        Chekhov also had a difficult childhood, perhaps with no experiences as searing for him as had been Dickens’ in the blacking factory. But his father, too, was improvident, and was simultaneously religiously censorious, drunken and careless of his business, a combination which led to family impoverishment. Like Dickens, Chekhov had from an early age to support his family economically; and though, unlike Dickens, he managed to complete his education, becoming a doctor, it was under unfavourable conditions of a kind that only students in the most impoverished countries now have to face.    

        At the age of 29, Chekhov wrote to his friend and patron, the publisher A.S. Suvorin, a letter in which he said:

Write a story of how a young man, the son of a serf, who has served in a shop, sung in a choir, been at a high school and a university, who has been brought up to respect everyone of higher rank and position, to kiss priests’ hands, to reverence other people’s ideas, to be thankful for every morsel of bread, who has been many times whipped, who has trudged from one pupil to another without goloshes, who has been used to fighting, and tormenting animals, who has liked dining with his rich relations, and been hypocritical before God and men from the mere consciousness of his own insignificance—write how this young man squeezes the slave out of himself, drop by drop, and how waking one beautiful morning he feels that he has no longer a slave’s blood in his veins but a real man’s . . .

        In other words, Chekhov came gradually to the realisation that he was neither the slave of or to his past, but that he was endowed (as are all humans, if they did but realise it) with the power to transcend it. This power of transcendence does not eliminate or cancel out the past: as yet, no man has the ability to do that, though the remembrance or public record of the past is only too easy to change, usually for nefarious purposes. But, by taking thought, everyone can either use the past to his advantage or at least decide not to dwell upon it. As Psalm 84 has it:

Blessed is the man whose strength is in thee: in whose heart are thy ways.

Who going through the vale of misery use it for a well: and the pools are filled with water.

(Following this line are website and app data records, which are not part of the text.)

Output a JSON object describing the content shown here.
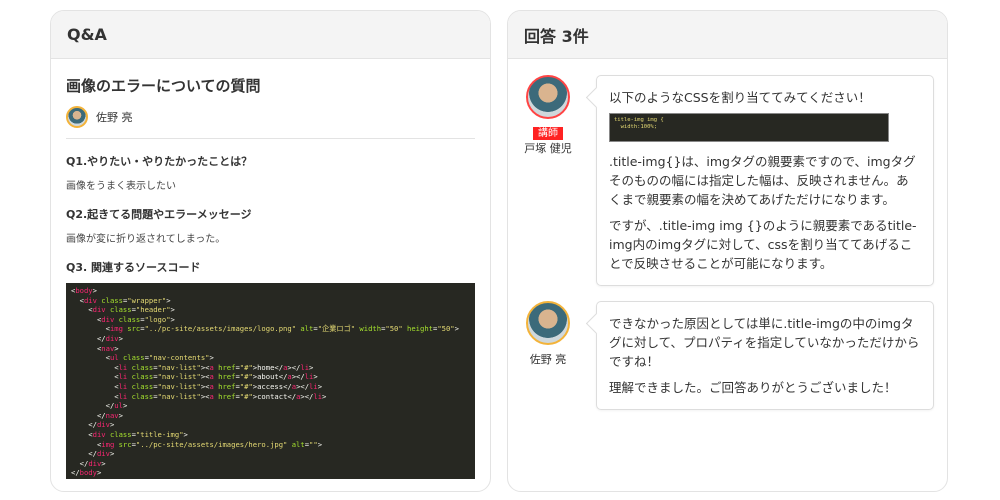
{
  "left": {
    "header": "Q&A",
    "title": "画像のエラーについての質問",
    "author": "佐野 亮",
    "q1": "Q1.やりたい・やりたかったことは？",
    "a1": "画像をうまく表示したい",
    "q2": "Q2.起きてる問題やエラーメッセージ",
    "a2": "画像が変に折り返されてしまった。",
    "q3": "Q3. 関連するソースコード",
    "code": [
      "<body>",
      "  <div class=\"wrapper\">",
      "    <div class=\"header\">",
      "      <div class=\"logo\">",
      "        <img src=\"../pc-site/assets/images/logo.png\" alt=\"企業ロゴ\" width=\"50\" height=\"50\">",
      "      </div>",
      "      <nav>",
      "        <ul class=\"nav-contents\">",
      "          <li class=\"nav-list\"><a href=\"#\">home</a></li>",
      "          <li class=\"nav-list\"><a href=\"#\">about</a></li>",
      "          <li class=\"nav-list\"><a href=\"#\">access</a></li>",
      "          <li class=\"nav-list\"><a href=\"#\">contact</a></li>",
      "        </ul>",
      "      </nav>",
      "    </div>",
      "    <div class=\"title-img\">",
      "      <img src=\"../pc-site/assets/images/hero.jpg\" alt=\"\">",
      "    </div>",
      "  </div>",
      "</body>"
    ]
  },
  "right": {
    "header": "回答 3件",
    "answers": [
      {
        "name": "戸塚 健児",
        "badge": "講師",
        "intro": "以下のようなCSSを割り当ててみてください！",
        "code": [
          "title-img img {",
          "  width:100%;"
        ],
        "paragraphs": [
          ".title-img{}は、imgタグの親要素ですので、imgタグそのものの幅には指定した幅は、反映されません。あくまで親要素の幅を決めてあげただけになります。",
          "ですが、.title-img img {}のように親要素であるtitle-img内のimgタグに対して、cssを割り当ててあげることで反映させることが可能になります。"
        ]
      },
      {
        "name": "佐野 亮",
        "paragraphs": [
          "できなかった原因としては単に.title-imgの中のimgタグに対して、プロパティを指定していなかっただけからですね！",
          "理解できました。ご回答ありがとうございました！"
        ]
      }
    ]
  }
}
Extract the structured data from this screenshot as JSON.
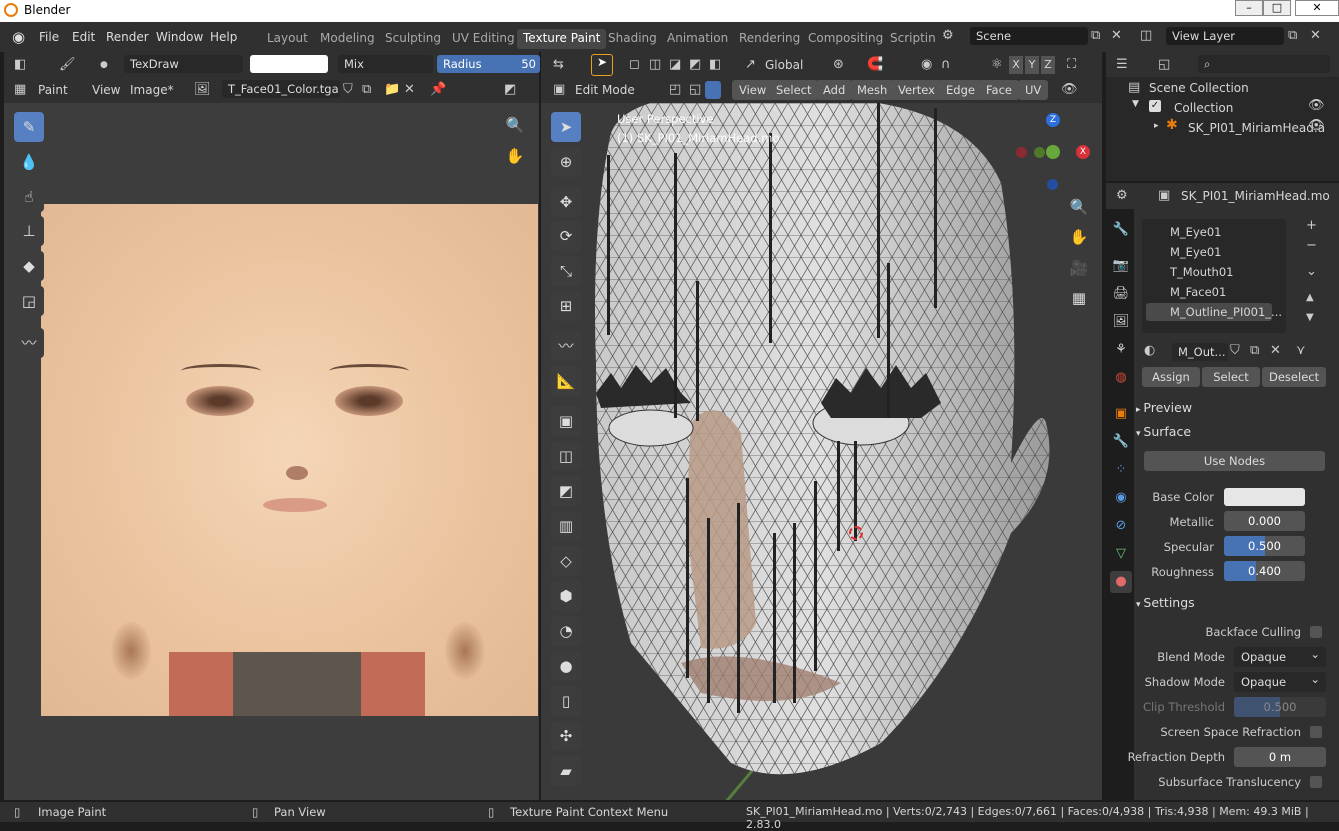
{
  "window": {
    "title": "Blender"
  },
  "menubar": {
    "items": [
      "File",
      "Edit",
      "Render",
      "Window",
      "Help"
    ],
    "workspaces": [
      "Layout",
      "Modeling",
      "Sculpting",
      "UV Editing",
      "Texture Paint",
      "Shading",
      "Animation",
      "Rendering",
      "Compositing",
      "Scriptin"
    ],
    "active_workspace": "Texture Paint",
    "scene": "Scene",
    "view_layer": "View Layer"
  },
  "image_editor": {
    "brush_name": "TexDraw",
    "blend_mode": "Mix",
    "radius_label": "Radius",
    "radius_value": "50",
    "mode": "Paint",
    "menus": [
      "View",
      "Image*"
    ],
    "image_name": "T_Face01_Color.tga"
  },
  "viewport": {
    "mode": "Edit Mode",
    "orientation": "Global",
    "menus": [
      "View",
      "Select",
      "Add",
      "Mesh",
      "Vertex",
      "Edge",
      "Face",
      "UV"
    ],
    "overlay_line1": "User Perspective",
    "overlay_line2": "(1) SK_PI01_MiriamHead.mo",
    "axis_labels": {
      "x": "X",
      "y": "Y",
      "z": "Z"
    }
  },
  "outliner": {
    "scene_collection": "Scene Collection",
    "collection": "Collection",
    "object": "SK_PI01_MiriamHead.a"
  },
  "properties": {
    "object_name": "SK_PI01_MiriamHead.mo",
    "material_slots": [
      "M_Eye01",
      "M_Eye01",
      "T_Mouth01",
      "M_Face01",
      "M_Outline_PI001_..."
    ],
    "active_slot_index": 4,
    "material_name": "M_Out...",
    "assign": "Assign",
    "select": "Select",
    "deselect": "Deselect",
    "preview": "Preview",
    "surface": "Surface",
    "use_nodes": "Use Nodes",
    "base_color_label": "Base Color",
    "base_color": "#e6e6e6",
    "metallic_label": "Metallic",
    "metallic": "0.000",
    "specular_label": "Specular",
    "specular": "0.500",
    "specular_frac": 0.5,
    "roughness_label": "Roughness",
    "roughness": "0.400",
    "roughness_frac": 0.4,
    "settings": "Settings",
    "backface_culling": "Backface Culling",
    "blend_mode_label": "Blend Mode",
    "blend_mode": "Opaque",
    "shadow_mode_label": "Shadow Mode",
    "shadow_mode": "Opaque",
    "clip_threshold_label": "Clip Threshold",
    "clip_threshold": "0.500",
    "clip_frac": 0.5,
    "ssr_label": "Screen Space Refraction",
    "refraction_depth_label": "Refraction Depth",
    "refraction_depth": "0 m",
    "subsurface_label": "Subsurface Translucency"
  },
  "statusbar": {
    "left": "Image Paint",
    "middle": "Pan View",
    "right": "Texture Paint Context Menu",
    "stats": "SK_PI01_MiriamHead.mo | Verts:0/2,743 | Edges:0/7,661 | Faces:0/4,938 | Tris:4,938 | Mem: 49.3 MiB | 2.83.0"
  },
  "colors": {
    "accent": "#4772b3",
    "selection": "#e87d0d",
    "header": "#303030",
    "panel": "#3d3d3d"
  }
}
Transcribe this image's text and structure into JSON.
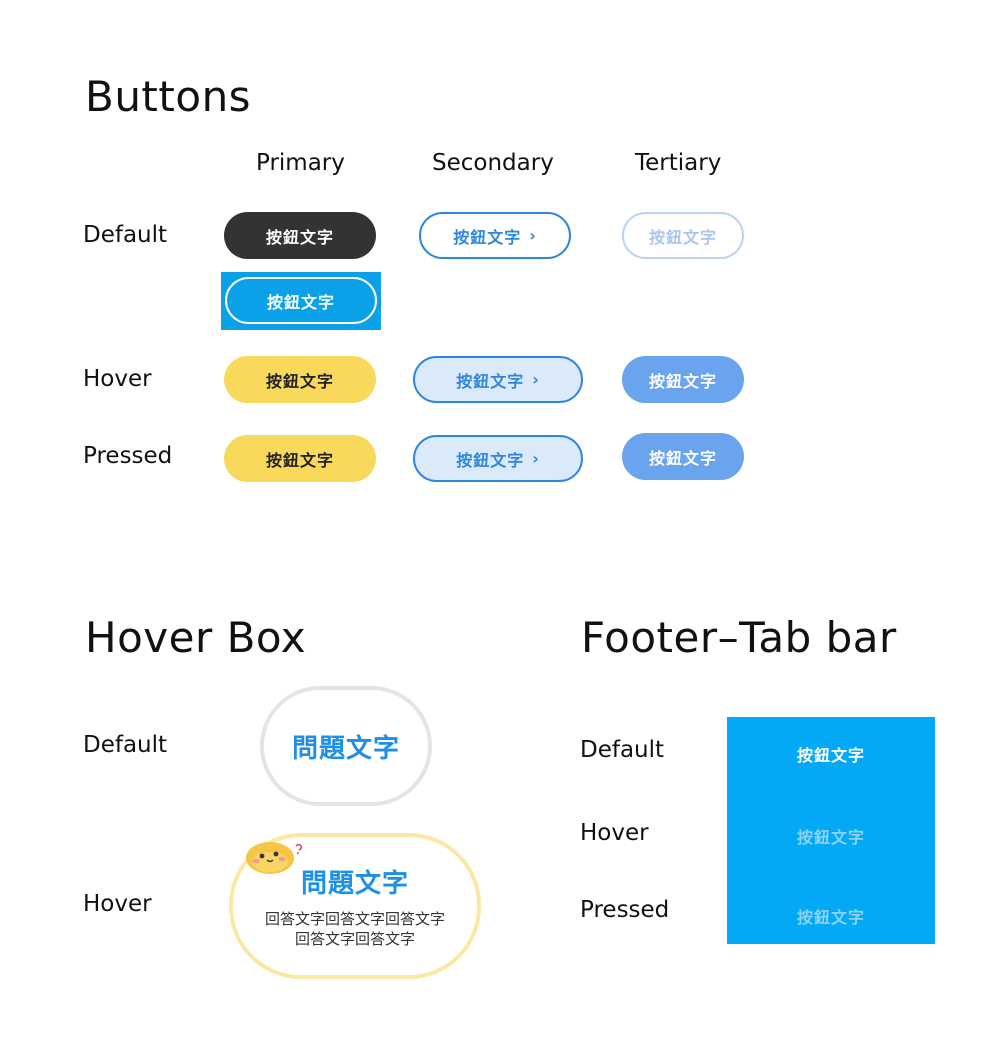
{
  "buttons_section": {
    "title": "Buttons",
    "columns": [
      "Primary",
      "Secondary",
      "Tertiary"
    ],
    "rows": [
      "Default",
      "Hover",
      "Pressed"
    ],
    "button_label": "按鈕文字",
    "chevron": "›"
  },
  "hover_box_section": {
    "title": "Hover Box",
    "rows": [
      "Default",
      "Hover"
    ],
    "question": "問題文字",
    "answer_line1": "回答文字回答文字回答文字",
    "answer_line2": "回答文字回答文字",
    "mascot_icon": "bird-mascot-icon"
  },
  "footer_tab_section": {
    "title": "Footer–Tab bar",
    "rows": [
      "Default",
      "Hover",
      "Pressed"
    ],
    "tab_label": "按鈕文字"
  },
  "colors": {
    "primary_default": "#333333",
    "primary_hover": "#f8d95c",
    "primary_focus": "#0aa1e8",
    "secondary_border": "#2e86de",
    "secondary_tint": "#dbeafa",
    "tertiary_filled": "#6aa3ee",
    "tabbar_bg": "#03a9f4",
    "question_blue": "#1d8fe6"
  }
}
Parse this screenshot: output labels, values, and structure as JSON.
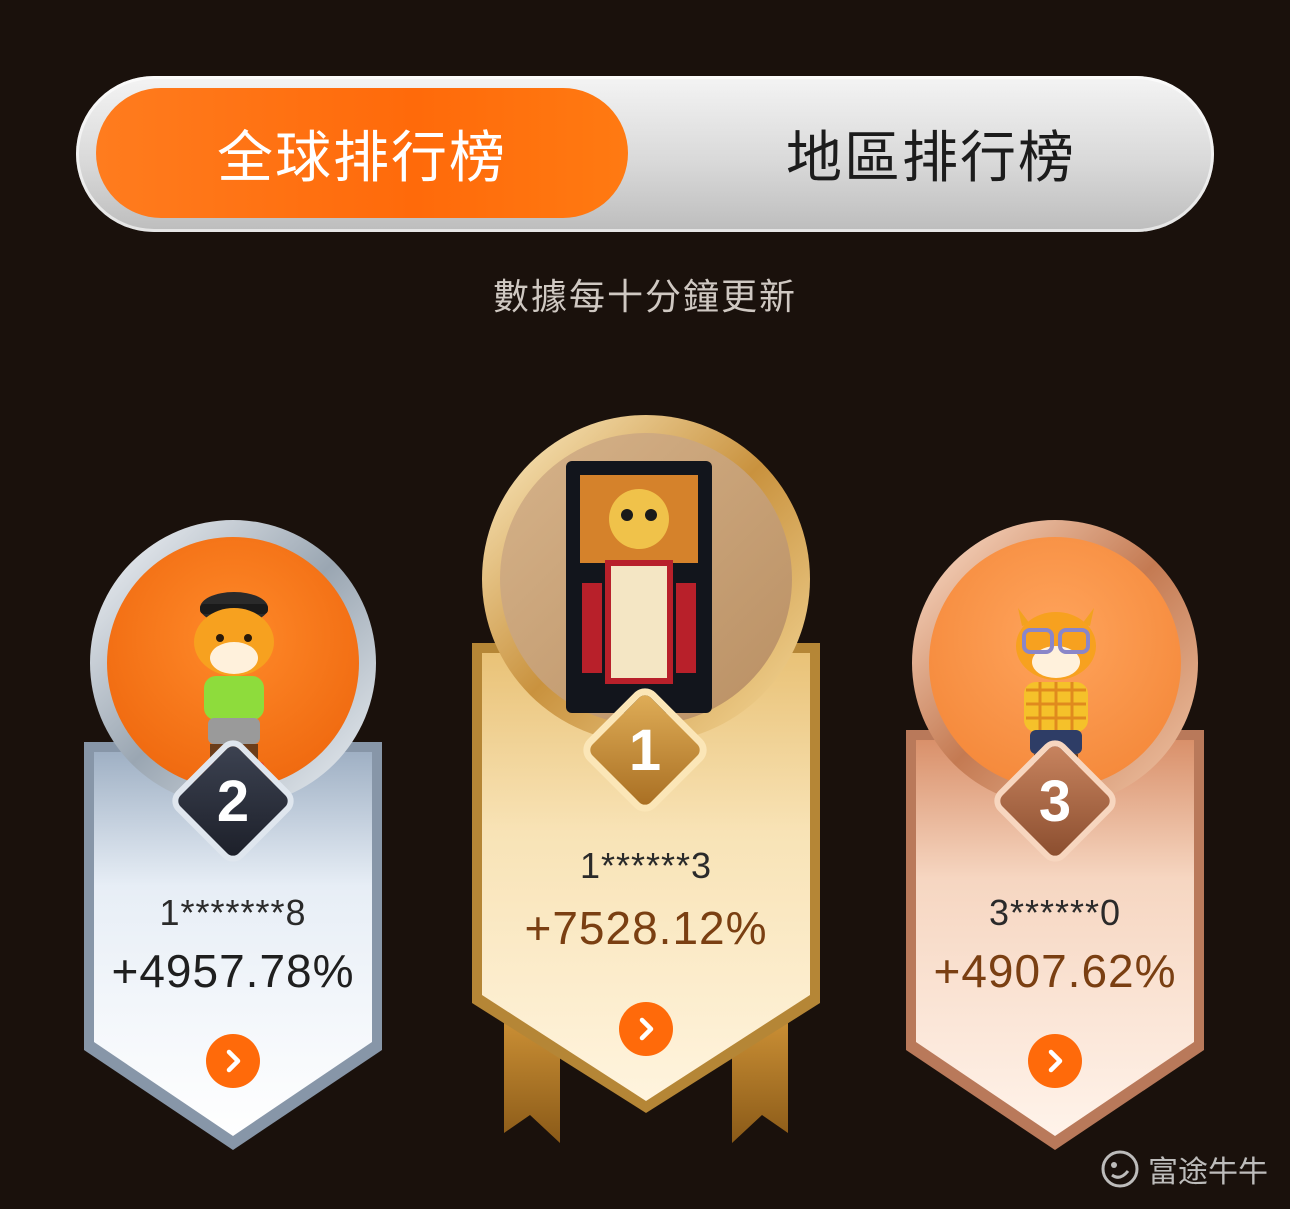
{
  "tabs": {
    "global_label": "全球排行榜",
    "region_label": "地區排行榜",
    "active": "global"
  },
  "update_note": "數據每十分鐘更新",
  "podium": {
    "first": {
      "rank": "1",
      "user_id": "1******3",
      "gain": "+7528.12%"
    },
    "second": {
      "rank": "2",
      "user_id": "1*******8",
      "gain": "+4957.78%"
    },
    "third": {
      "rank": "3",
      "user_id": "3******0",
      "gain": "+4907.62%"
    }
  },
  "colors": {
    "accent": "#ff6a0a",
    "gold": "#d9a84e",
    "silver": "#b9c3cf",
    "bronze": "#d99a78",
    "background": "#1a110c"
  },
  "icons": {
    "go": "chevron-right-icon",
    "watermark": "futu-logo-icon"
  },
  "watermark": "富途牛牛"
}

They will go from strength to strength . . .

        Thee, of course, is God, in whose existence personally I do not believe: and yet there is wisdom (is there not?) in the Psalm. If you can’t believe in the God of the Bible, it is sometimes best to act as if you did, for the faith that one’s suffering has some value or meaning beyond itself is the best way to transcend it, even if there are no indubitable metaphysical grounds for holding such a faith.      

        No doubt I might be accused of overvaluing the uses to which Dickens and Chekhov were able to put their childhood suffering. It is the overvaluation of a bookish man, and we as a society are becoming ever less bookish. Therefore, Dickens and Chekhov cannot in practice serve a models for others, or at least for many others, for whom their lives and works mean nothing. But even if they inspire just one other person, they will have done more than most of the monstrous regiment of psychotherapists, and certainly less harm.

Table of Contents




The Terror of Existence: From Ecclesiastes to Theatre of the Absurd (with Kenneth Francis) and Grief and Other Stories from New English Review Press.